(What is needed) Find the string "title" in the data, then copy every line where it is found.
** Opening Extracted information block **
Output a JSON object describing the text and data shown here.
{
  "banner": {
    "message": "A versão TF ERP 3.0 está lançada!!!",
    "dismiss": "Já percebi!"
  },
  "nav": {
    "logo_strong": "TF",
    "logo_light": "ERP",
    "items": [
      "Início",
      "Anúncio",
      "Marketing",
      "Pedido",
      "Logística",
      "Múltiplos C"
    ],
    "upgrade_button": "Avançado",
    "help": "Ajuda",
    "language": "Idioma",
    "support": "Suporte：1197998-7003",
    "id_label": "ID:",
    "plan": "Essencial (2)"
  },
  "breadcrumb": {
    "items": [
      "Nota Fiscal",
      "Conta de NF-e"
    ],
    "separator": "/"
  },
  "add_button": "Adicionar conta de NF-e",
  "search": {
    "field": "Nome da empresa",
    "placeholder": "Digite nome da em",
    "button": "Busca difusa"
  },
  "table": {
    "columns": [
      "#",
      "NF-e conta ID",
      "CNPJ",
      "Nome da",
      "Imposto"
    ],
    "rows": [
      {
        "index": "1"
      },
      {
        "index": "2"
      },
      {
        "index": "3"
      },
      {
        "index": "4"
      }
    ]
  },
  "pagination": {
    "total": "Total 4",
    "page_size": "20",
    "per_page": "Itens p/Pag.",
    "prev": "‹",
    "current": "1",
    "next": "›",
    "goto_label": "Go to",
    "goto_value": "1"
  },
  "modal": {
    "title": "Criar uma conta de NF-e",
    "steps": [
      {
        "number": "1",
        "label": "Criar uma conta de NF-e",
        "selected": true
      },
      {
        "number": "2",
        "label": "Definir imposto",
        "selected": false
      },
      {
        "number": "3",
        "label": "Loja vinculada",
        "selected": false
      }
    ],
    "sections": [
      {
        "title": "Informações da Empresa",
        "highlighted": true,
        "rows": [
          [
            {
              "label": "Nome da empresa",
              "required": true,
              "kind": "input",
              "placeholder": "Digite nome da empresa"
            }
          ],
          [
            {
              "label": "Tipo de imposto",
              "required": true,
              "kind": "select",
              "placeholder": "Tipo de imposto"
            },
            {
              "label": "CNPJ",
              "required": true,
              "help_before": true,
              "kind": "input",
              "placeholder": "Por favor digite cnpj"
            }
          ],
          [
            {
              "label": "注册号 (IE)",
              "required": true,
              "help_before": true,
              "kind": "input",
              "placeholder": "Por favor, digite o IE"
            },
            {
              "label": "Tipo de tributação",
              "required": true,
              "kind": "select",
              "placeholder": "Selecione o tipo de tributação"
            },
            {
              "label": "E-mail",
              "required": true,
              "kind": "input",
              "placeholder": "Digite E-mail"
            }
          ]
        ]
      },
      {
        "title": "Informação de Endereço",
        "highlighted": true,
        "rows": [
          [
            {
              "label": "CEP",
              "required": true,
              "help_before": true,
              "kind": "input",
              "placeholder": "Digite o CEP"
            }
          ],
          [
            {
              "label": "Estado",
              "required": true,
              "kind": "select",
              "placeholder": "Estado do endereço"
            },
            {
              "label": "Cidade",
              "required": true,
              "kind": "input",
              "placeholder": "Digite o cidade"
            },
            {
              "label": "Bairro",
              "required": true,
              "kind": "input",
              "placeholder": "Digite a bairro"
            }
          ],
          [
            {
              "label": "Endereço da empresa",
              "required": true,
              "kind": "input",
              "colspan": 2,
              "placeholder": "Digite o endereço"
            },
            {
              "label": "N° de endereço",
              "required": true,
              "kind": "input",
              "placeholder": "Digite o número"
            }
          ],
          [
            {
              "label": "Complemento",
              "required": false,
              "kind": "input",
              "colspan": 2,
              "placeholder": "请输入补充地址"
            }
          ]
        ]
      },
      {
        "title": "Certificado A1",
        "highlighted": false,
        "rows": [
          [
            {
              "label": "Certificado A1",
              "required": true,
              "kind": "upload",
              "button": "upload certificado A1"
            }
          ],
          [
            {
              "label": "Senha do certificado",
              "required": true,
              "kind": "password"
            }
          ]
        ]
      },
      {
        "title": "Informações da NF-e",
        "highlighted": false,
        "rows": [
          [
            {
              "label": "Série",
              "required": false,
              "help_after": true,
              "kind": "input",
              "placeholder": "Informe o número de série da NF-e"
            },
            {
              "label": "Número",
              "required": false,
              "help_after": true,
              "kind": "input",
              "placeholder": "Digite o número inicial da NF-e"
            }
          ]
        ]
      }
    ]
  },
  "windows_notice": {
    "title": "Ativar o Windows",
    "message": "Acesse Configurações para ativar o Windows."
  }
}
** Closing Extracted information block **
(Response box)
    "title": "Criar uma conta de NF-e",
        "title": "Informações da Empresa",
        "title": "Informação de Endereço",
        "title": "Certificado A1",
        "title": "Informações da NF-e",
    "title": "Ativar o Windows",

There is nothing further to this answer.